Working from the entries that follow, retype each one without any alteration.

◇ ◇ ◇

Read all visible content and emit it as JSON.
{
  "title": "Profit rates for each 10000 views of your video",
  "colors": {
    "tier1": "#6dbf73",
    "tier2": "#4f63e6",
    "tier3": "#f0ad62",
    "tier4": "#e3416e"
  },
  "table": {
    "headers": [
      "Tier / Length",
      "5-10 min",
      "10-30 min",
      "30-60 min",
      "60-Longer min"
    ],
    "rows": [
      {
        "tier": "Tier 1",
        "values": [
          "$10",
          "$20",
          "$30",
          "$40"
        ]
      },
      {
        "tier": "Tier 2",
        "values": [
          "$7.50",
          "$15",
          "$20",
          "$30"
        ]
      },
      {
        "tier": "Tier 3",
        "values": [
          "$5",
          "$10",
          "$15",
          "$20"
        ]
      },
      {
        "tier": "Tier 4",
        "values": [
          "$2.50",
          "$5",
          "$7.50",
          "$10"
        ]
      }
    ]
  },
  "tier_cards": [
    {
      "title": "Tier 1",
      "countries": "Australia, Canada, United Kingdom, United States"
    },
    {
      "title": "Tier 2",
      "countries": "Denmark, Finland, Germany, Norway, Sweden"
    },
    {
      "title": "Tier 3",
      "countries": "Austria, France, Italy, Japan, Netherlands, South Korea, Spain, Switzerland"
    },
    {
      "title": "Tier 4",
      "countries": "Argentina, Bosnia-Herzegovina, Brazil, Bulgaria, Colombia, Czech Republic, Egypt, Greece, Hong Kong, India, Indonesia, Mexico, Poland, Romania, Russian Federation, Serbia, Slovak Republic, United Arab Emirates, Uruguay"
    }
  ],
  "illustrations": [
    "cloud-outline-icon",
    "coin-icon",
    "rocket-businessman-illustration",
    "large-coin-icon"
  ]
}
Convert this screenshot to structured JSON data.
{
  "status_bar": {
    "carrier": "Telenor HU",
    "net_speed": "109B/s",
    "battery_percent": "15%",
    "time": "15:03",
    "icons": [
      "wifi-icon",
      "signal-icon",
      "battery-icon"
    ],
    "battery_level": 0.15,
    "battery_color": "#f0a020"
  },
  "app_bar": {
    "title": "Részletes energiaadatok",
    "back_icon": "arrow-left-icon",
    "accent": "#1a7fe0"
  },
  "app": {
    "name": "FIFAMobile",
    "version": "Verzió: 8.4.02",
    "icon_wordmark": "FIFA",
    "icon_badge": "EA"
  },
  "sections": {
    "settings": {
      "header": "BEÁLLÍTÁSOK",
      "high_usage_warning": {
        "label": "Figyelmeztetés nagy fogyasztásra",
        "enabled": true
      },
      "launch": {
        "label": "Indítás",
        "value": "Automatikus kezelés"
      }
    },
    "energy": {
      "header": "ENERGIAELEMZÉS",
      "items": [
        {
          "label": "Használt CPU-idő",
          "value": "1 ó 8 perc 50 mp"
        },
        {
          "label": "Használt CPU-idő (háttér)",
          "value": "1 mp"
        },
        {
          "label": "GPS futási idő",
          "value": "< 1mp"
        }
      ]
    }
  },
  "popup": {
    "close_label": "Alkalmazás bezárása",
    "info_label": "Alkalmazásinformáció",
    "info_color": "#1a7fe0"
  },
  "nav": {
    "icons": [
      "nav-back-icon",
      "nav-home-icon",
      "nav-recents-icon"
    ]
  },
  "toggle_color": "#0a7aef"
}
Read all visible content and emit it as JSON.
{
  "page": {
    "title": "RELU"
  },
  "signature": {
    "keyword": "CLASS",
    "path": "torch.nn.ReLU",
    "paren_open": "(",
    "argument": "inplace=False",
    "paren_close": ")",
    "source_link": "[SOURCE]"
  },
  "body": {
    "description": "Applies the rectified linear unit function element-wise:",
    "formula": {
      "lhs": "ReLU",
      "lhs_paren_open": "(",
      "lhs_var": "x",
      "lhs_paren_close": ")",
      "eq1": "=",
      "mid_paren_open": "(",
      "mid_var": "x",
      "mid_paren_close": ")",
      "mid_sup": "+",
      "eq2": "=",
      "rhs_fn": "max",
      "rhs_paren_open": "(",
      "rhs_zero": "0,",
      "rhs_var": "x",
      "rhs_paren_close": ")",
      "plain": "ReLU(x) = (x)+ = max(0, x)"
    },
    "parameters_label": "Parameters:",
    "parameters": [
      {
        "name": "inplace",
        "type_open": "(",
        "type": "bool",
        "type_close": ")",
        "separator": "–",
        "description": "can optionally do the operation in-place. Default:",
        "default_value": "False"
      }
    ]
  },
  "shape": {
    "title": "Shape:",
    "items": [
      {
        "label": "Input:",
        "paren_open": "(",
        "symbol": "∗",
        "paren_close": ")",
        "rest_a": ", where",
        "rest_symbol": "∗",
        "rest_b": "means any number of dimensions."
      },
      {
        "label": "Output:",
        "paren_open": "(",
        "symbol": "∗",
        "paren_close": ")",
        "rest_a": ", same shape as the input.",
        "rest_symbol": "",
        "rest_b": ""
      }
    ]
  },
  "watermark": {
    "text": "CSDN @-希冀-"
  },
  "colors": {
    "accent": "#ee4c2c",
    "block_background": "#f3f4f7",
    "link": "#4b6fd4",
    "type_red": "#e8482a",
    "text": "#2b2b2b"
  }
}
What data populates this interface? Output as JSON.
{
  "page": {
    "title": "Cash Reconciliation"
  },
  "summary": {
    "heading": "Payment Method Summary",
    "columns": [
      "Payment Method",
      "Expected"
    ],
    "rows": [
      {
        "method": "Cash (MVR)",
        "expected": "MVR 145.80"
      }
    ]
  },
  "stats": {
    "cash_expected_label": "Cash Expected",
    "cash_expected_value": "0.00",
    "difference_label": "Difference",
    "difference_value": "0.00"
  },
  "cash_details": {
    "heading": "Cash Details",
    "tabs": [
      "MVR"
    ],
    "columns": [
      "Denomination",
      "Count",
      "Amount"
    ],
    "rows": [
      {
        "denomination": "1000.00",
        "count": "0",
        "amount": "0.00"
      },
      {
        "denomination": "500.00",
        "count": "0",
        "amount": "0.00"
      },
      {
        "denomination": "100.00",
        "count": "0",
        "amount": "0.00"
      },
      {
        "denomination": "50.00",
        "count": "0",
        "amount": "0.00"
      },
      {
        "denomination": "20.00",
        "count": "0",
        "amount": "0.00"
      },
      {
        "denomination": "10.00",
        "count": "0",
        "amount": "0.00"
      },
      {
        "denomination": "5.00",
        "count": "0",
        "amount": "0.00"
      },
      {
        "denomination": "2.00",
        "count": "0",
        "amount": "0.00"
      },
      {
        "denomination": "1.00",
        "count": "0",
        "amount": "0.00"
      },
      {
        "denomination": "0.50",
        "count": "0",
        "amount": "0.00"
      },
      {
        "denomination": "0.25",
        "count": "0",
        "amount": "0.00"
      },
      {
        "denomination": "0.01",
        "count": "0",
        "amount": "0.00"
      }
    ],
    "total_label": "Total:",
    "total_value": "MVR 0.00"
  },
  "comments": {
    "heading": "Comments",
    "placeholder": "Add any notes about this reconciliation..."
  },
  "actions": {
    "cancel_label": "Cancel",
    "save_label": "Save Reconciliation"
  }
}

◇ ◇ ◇

Answer to the exercise:
Read all visible content and emit it as JSON.
{
  "title": "Profit rates for each 10000 views of your video",
  "colors": {
    "tier1": "#6dbf73",
    "tier2": "#4f63e6",
    "tier3": "#f0ad62",
    "tier4": "#e3416e"
  },
  "table": {
    "headers": [
      "Tier / Length",
      "5-10 min",
      "10-30 min",
      "30-60 min",
      "60-Longer min"
    ],
    "rows": [
      {
        "tier": "Tier 1",
        "values": [
          "$10",
          "$20",
          "$30",
          "$40"
        ]
      },
      {
        "tier": "Tier 2",
        "values": [
          "$7.50",
          "$15",
          "$20",
          "$30"
        ]
      },
      {
        "tier": "Tier 3",
        "values": [
          "$5",
          "$10",
          "$15",
          "$20"
        ]
      },
      {
        "tier": "Tier 4",
        "values": [
          "$2.50",
          "$5",
          "$7.50",
          "$10"
        ]
      }
    ]
  },
  "tier_cards": [
    {
      "title": "Tier 1",
      "countries": "Australia, Canada, United Kingdom, United States"
    },
    {
      "title": "Tier 2",
      "countries": "Denmark, Finland, Germany, Norway, Sweden"
    },
    {
      "title": "Tier 3",
      "countries": "Austria, France, Italy, Japan, Netherlands, South Korea, Spain, Switzerland"
    },
    {
      "title": "Tier 4",
      "countries": "Argentina, Bosnia-Herzegovina, Brazil, Bulgaria, Colombia, Czech Republic, Egypt, Greece, Hong Kong, India, Indonesia, Mexico, Poland, Romania, Russian Federation, Serbia, Slovak Republic, United Arab Emirates, Uruguay"
    }
  ],
  "illustrations": [
    "cloud-outline-icon",
    "coin-icon",
    "rocket-businessman-illustration",
    "large-coin-icon"
  ]
}
Convert this screenshot to structured JSON data.
{
  "status_bar": {
    "carrier": "Telenor HU",
    "net_speed": "109B/s",
    "battery_percent": "15%",
    "time": "15:03",
    "icons": [
      "wifi-icon",
      "signal-icon",
      "battery-icon"
    ],
    "battery_level": 0.15,
    "battery_color": "#f0a020"
  },
  "app_bar": {
    "title": "Részletes energiaadatok",
    "back_icon": "arrow-left-icon",
    "accent": "#1a7fe0"
  },
  "app": {
    "name": "FIFAMobile",
    "version": "Verzió: 8.4.02",
    "icon_wordmark": "FIFA",
    "icon_badge": "EA"
  },
  "sections": {
    "settings": {
      "header": "BEÁLLÍTÁSOK",
      "high_usage_warning": {
        "label": "Figyelmeztetés nagy fogyasztásra",
        "enabled": true
      },
      "launch": {
        "label": "Indítás",
        "value": "Automatikus kezelés"
      }
    },
    "energy": {
      "header": "ENERGIAELEMZÉS",
      "items": [
        {
          "label": "Használt CPU-idő",
          "value": "1 ó 8 perc 50 mp"
        },
        {
          "label": "Használt CPU-idő (háttér)",
          "value": "1 mp"
        },
        {
          "label": "GPS futási idő",
          "value": "< 1mp"
        }
      ]
    }
  },
  "popup": {
    "close_label": "Alkalmazás bezárása",
    "info_label": "Alkalmazásinformáció",
    "info_color": "#1a7fe0"
  },
  "nav": {
    "icons": [
      "nav-back-icon",
      "nav-home-icon",
      "nav-recents-icon"
    ]
  },
  "toggle_color": "#0a7aef"
}
Read all visible content and emit it as JSON.
{
  "page": {
    "title": "RELU"
  },
  "signature": {
    "keyword": "CLASS",
    "path": "torch.nn.ReLU",
    "paren_open": "(",
    "argument": "inplace=False",
    "paren_close": ")",
    "source_link": "[SOURCE]"
  },
  "body": {
    "description": "Applies the rectified linear unit function element-wise:",
    "formula": {
      "lhs": "ReLU",
      "lhs_paren_open": "(",
      "lhs_var": "x",
      "lhs_paren_close": ")",
      "eq1": "=",
      "mid_paren_open": "(",
      "mid_var": "x",
      "mid_paren_close": ")",
      "mid_sup": "+",
      "eq2": "=",
      "rhs_fn": "max",
      "rhs_paren_open": "(",
      "rhs_zero": "0,",
      "rhs_var": "x",
      "rhs_paren_close": ")",
      "plain": "ReLU(x) = (x)+ = max(0, x)"
    },
    "parameters_label": "Parameters:",
    "parameters": [
      {
        "name": "inplace",
        "type_open": "(",
        "type": "bool",
        "type_close": ")",
        "separator": "–",
        "description": "can optionally do the operation in-place. Default:",
        "default_value": "False"
      }
    ]
  },
  "shape": {
    "title": "Shape:",
    "items": [
      {
        "label": "Input:",
        "paren_open": "(",
        "symbol": "∗",
        "paren_close": ")",
        "rest_a": ", where",
        "rest_symbol": "∗",
        "rest_b": "means any number of dimensions."
      },
      {
        "label": "Output:",
        "paren_open": "(",
        "symbol": "∗",
        "paren_close": ")",
        "rest_a": ", same shape as the input.",
        "rest_symbol": "",
        "rest_b": ""
      }
    ]
  },
  "watermark": {
    "text": "CSDN @-希冀-"
  },
  "colors": {
    "accent": "#ee4c2c",
    "block_background": "#f3f4f7",
    "link": "#4b6fd4",
    "type_red": "#e8482a",
    "text": "#2b2b2b"
  }
}
What data populates this interface? Output as JSON.
{
  "page": {
    "title": "Cash Reconciliation"
  },
  "summary": {
    "heading": "Payment Method Summary",
    "columns": [
      "Payment Method",
      "Expected"
    ],
    "rows": [
      {
        "method": "Cash (MVR)",
        "expected": "MVR 145.80"
      }
    ]
  },
  "stats": {
    "cash_expected_label": "Cash Expected",
    "cash_expected_value": "0.00",
    "difference_label": "Difference",
    "difference_value": "0.00"
  },
  "cash_details": {
    "heading": "Cash Details",
    "tabs": [
      "MVR"
    ],
    "columns": [
      "Denomination",
      "Count",
      "Amount"
    ],
    "rows": [
      {
        "denomination": "1000.00",
        "count": "0",
        "amount": "0.00"
      },
      {
        "denomination": "500.00",
        "count": "0",
        "amount": "0.00"
      },
      {
        "denomination": "100.00",
        "count": "0",
        "amount": "0.00"
      },
      {
        "denomination": "50.00",
        "count": "0",
        "amount": "0.00"
      },
      {
        "denomination": "20.00",
        "count": "0",
        "amount": "0.00"
      },
      {
        "denomination": "10.00",
        "count": "0",
        "amount": "0.00"
      },
      {
        "denomination": "5.00",
        "count": "0",
        "amount": "0.00"
      },
      {
        "denomination": "2.00",
        "count": "0",
        "amount": "0.00"
      },
      {
        "denomination": "1.00",
        "count": "0",
        "amount": "0.00"
      },
      {
        "denomination": "0.50",
        "count": "0",
        "amount": "0.00"
      },
      {
        "denomination": "0.25",
        "count": "0",
        "amount": "0.00"
      },
      {
        "denomination": "0.01",
        "count": "0",
        "amount": "0.00"
      }
    ],
    "total_label": "Total:",
    "total_value": "MVR 0.00"
  },
  "comments": {
    "heading": "Comments",
    "placeholder": "Add any notes about this reconciliation..."
  },
  "actions": {
    "cancel_label": "Cancel",
    "save_label": "Save Reconciliation"
  }
}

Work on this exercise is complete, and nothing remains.